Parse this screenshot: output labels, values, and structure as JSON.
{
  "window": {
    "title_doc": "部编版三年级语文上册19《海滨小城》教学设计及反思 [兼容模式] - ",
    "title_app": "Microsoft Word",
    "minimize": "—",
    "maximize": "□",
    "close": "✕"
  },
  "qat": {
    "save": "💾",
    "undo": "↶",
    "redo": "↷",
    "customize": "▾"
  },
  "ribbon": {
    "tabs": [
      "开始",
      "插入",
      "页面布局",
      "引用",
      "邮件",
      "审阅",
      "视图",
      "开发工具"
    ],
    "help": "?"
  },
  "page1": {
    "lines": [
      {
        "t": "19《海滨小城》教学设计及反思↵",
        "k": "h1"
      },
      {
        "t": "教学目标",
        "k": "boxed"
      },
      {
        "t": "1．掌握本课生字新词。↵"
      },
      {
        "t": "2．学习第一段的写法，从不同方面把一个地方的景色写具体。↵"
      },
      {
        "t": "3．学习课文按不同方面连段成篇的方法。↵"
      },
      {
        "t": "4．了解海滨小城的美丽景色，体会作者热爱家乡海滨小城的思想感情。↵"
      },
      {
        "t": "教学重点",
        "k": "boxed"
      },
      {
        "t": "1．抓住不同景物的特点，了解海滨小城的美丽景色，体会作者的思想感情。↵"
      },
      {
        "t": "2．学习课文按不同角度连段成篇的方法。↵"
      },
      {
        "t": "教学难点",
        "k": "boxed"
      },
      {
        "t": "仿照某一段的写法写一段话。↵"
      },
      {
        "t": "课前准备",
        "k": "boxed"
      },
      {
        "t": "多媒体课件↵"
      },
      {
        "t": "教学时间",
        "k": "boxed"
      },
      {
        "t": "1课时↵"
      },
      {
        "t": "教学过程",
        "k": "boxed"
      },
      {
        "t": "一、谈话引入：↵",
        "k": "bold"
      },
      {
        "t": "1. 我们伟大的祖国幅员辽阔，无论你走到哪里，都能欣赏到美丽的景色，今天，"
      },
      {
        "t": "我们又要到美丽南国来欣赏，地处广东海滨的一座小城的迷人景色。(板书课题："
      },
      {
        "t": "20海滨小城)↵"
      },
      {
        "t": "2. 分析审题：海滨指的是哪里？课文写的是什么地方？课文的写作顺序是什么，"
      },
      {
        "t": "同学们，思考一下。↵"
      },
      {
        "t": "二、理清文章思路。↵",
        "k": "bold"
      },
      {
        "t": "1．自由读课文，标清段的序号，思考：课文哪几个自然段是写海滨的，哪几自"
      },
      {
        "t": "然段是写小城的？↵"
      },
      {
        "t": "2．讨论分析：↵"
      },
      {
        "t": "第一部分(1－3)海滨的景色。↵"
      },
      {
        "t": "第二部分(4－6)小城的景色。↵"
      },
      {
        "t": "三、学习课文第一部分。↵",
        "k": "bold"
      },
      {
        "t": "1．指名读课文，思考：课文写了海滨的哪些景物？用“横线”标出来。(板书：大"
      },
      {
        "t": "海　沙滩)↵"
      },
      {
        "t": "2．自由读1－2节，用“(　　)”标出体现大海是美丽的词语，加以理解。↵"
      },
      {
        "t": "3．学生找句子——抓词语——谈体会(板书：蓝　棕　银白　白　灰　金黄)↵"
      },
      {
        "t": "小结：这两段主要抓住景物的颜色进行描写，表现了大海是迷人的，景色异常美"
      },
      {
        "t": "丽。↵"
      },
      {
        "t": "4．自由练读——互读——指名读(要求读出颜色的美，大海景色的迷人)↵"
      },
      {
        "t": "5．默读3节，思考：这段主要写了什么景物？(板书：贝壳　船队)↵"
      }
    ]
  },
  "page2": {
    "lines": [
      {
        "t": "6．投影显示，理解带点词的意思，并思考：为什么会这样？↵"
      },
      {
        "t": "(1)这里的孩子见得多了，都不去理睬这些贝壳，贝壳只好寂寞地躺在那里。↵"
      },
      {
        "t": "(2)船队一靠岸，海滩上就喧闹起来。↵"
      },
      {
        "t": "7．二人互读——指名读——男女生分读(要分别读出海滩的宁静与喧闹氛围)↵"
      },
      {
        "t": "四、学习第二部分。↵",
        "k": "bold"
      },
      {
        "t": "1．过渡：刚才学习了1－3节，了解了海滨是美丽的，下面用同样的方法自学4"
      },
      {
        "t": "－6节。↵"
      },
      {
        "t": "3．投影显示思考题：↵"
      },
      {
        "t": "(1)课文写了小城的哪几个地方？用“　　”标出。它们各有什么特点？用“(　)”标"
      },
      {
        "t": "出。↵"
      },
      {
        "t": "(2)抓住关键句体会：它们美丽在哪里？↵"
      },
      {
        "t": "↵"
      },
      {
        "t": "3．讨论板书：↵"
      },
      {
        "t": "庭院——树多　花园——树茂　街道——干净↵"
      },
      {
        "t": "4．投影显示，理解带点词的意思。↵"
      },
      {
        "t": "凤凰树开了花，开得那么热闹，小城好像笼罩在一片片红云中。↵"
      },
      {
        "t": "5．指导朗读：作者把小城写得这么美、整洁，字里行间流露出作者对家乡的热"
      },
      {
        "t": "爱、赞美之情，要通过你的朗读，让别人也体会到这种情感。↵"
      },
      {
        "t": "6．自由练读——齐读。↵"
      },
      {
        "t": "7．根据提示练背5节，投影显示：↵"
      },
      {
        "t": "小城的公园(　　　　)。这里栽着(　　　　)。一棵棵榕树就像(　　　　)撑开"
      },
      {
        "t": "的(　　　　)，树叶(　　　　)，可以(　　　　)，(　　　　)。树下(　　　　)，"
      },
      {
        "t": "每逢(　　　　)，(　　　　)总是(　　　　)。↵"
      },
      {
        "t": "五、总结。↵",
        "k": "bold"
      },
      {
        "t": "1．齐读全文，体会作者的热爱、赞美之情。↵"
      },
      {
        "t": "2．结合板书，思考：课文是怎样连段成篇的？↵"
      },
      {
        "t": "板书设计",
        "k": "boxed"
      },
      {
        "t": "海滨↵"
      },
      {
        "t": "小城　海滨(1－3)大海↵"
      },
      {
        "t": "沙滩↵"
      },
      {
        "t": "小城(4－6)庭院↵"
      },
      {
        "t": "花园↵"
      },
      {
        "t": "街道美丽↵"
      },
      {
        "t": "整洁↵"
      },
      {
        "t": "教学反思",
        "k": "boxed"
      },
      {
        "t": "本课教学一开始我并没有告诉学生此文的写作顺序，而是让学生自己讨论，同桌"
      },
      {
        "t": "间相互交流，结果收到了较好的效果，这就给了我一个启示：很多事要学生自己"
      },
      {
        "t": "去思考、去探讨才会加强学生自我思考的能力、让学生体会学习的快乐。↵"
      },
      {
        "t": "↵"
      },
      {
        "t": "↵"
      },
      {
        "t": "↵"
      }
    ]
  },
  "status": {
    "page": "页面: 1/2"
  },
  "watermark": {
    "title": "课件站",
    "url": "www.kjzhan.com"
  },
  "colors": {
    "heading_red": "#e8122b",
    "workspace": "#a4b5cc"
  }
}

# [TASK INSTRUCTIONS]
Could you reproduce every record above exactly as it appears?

# [RESULT]
Parse this screenshot: output labels, values, and structure as JSON.
{
  "window": {
    "title_doc": "部编版三年级语文上册19《海滨小城》教学设计及反思 [兼容模式] - ",
    "title_app": "Microsoft Word",
    "minimize": "—",
    "maximize": "□",
    "close": "✕"
  },
  "qat": {
    "save": "💾",
    "undo": "↶",
    "redo": "↷",
    "customize": "▾"
  },
  "ribbon": {
    "tabs": [
      "开始",
      "插入",
      "页面布局",
      "引用",
      "邮件",
      "审阅",
      "视图",
      "开发工具"
    ],
    "help": "?"
  },
  "page1": {
    "lines": [
      {
        "t": "19《海滨小城》教学设计及反思↵",
        "k": "h1"
      },
      {
        "t": "教学目标",
        "k": "boxed"
      },
      {
        "t": "1．掌握本课生字新词。↵"
      },
      {
        "t": "2．学习第一段的写法，从不同方面把一个地方的景色写具体。↵"
      },
      {
        "t": "3．学习课文按不同方面连段成篇的方法。↵"
      },
      {
        "t": "4．了解海滨小城的美丽景色，体会作者热爱家乡海滨小城的思想感情。↵"
      },
      {
        "t": "教学重点",
        "k": "boxed"
      },
      {
        "t": "1．抓住不同景物的特点，了解海滨小城的美丽景色，体会作者的思想感情。↵"
      },
      {
        "t": "2．学习课文按不同角度连段成篇的方法。↵"
      },
      {
        "t": "教学难点",
        "k": "boxed"
      },
      {
        "t": "仿照某一段的写法写一段话。↵"
      },
      {
        "t": "课前准备",
        "k": "boxed"
      },
      {
        "t": "多媒体课件↵"
      },
      {
        "t": "教学时间",
        "k": "boxed"
      },
      {
        "t": "1课时↵"
      },
      {
        "t": "教学过程",
        "k": "boxed"
      },
      {
        "t": "一、谈话引入：↵",
        "k": "bold"
      },
      {
        "t": "1. 我们伟大的祖国幅员辽阔，无论你走到哪里，都能欣赏到美丽的景色，今天，"
      },
      {
        "t": "我们又要到美丽南国来欣赏，地处广东海滨的一座小城的迷人景色。(板书课题："
      },
      {
        "t": "20海滨小城)↵"
      },
      {
        "t": "2. 分析审题：海滨指的是哪里？课文写的是什么地方？课文的写作顺序是什么，"
      },
      {
        "t": "同学们，思考一下。↵"
      },
      {
        "t": "二、理清文章思路。↵",
        "k": "bold"
      },
      {
        "t": "1．自由读课文，标清段的序号，思考：课文哪几个自然段是写海滨的，哪几自"
      },
      {
        "t": "然段是写小城的？↵"
      },
      {
        "t": "2．讨论分析：↵"
      },
      {
        "t": "第一部分(1－3)海滨的景色。↵"
      },
      {
        "t": "第二部分(4－6)小城的景色。↵"
      },
      {
        "t": "三、学习课文第一部分。↵",
        "k": "bold"
      },
      {
        "t": "1．指名读课文，思考：课文写了海滨的哪些景物？用“横线”标出来。(板书：大"
      },
      {
        "t": "海　沙滩)↵"
      },
      {
        "t": "2．自由读1－2节，用“(　　)”标出体现大海是美丽的词语，加以理解。↵"
      },
      {
        "t": "3．学生找句子——抓词语——谈体会(板书：蓝　棕　银白　白　灰　金黄)↵"
      },
      {
        "t": "小结：这两段主要抓住景物的颜色进行描写，表现了大海是迷人的，景色异常美"
      },
      {
        "t": "丽。↵"
      },
      {
        "t": "4．自由练读——互读——指名读(要求读出颜色的美，大海景色的迷人)↵"
      },
      {
        "t": "5．默读3节，思考：这段主要写了什么景物？(板书：贝壳　船队)↵"
      }
    ]
  },
  "page2": {
    "lines": [
      {
        "t": "6．投影显示，理解带点词的意思，并思考：为什么会这样？↵"
      },
      {
        "t": "(1)这里的孩子见得多了，都不去理睬这些贝壳，贝壳只好寂寞地躺在那里。↵"
      },
      {
        "t": "(2)船队一靠岸，海滩上就喧闹起来。↵"
      },
      {
        "t": "7．二人互读——指名读——男女生分读(要分别读出海滩的宁静与喧闹氛围)↵"
      },
      {
        "t": "四、学习第二部分。↵",
        "k": "bold"
      },
      {
        "t": "1．过渡：刚才学习了1－3节，了解了海滨是美丽的，下面用同样的方法自学4"
      },
      {
        "t": "－6节。↵"
      },
      {
        "t": "3．投影显示思考题：↵"
      },
      {
        "t": "(1)课文写了小城的哪几个地方？用“　　”标出。它们各有什么特点？用“(　)”标"
      },
      {
        "t": "出。↵"
      },
      {
        "t": "(2)抓住关键句体会：它们美丽在哪里？↵"
      },
      {
        "t": "↵"
      },
      {
        "t": "3．讨论板书：↵"
      },
      {
        "t": "庭院——树多　花园——树茂　街道——干净↵"
      },
      {
        "t": "4．投影显示，理解带点词的意思。↵"
      },
      {
        "t": "凤凰树开了花，开得那么热闹，小城好像笼罩在一片片红云中。↵"
      },
      {
        "t": "5．指导朗读：作者把小城写得这么美、整洁，字里行间流露出作者对家乡的热"
      },
      {
        "t": "爱、赞美之情，要通过你的朗读，让别人也体会到这种情感。↵"
      },
      {
        "t": "6．自由练读——齐读。↵"
      },
      {
        "t": "7．根据提示练背5节，投影显示：↵"
      },
      {
        "t": "小城的公园(　　　　)。这里栽着(　　　　)。一棵棵榕树就像(　　　　)撑开"
      },
      {
        "t": "的(　　　　)，树叶(　　　　)，可以(　　　　)，(　　　　)。树下(　　　　)，"
      },
      {
        "t": "每逢(　　　　)，(　　　　)总是(　　　　)。↵"
      },
      {
        "t": "五、总结。↵",
        "k": "bold"
      },
      {
        "t": "1．齐读全文，体会作者的热爱、赞美之情。↵"
      },
      {
        "t": "2．结合板书，思考：课文是怎样连段成篇的？↵"
      },
      {
        "t": "板书设计",
        "k": "boxed"
      },
      {
        "t": "海滨↵"
      },
      {
        "t": "小城　海滨(1－3)大海↵"
      },
      {
        "t": "沙滩↵"
      },
      {
        "t": "小城(4－6)庭院↵"
      },
      {
        "t": "花园↵"
      },
      {
        "t": "街道美丽↵"
      },
      {
        "t": "整洁↵"
      },
      {
        "t": "教学反思",
        "k": "boxed"
      },
      {
        "t": "本课教学一开始我并没有告诉学生此文的写作顺序，而是让学生自己讨论，同桌"
      },
      {
        "t": "间相互交流，结果收到了较好的效果，这就给了我一个启示：很多事要学生自己"
      },
      {
        "t": "去思考、去探讨才会加强学生自我思考的能力、让学生体会学习的快乐。↵"
      },
      {
        "t": "↵"
      },
      {
        "t": "↵"
      },
      {
        "t": "↵"
      }
    ]
  },
  "status": {
    "page": "页面: 1/2"
  },
  "watermark": {
    "title": "课件站",
    "url": "www.kjzhan.com"
  },
  "colors": {
    "heading_red": "#e8122b",
    "workspace": "#a4b5cc"
  }
}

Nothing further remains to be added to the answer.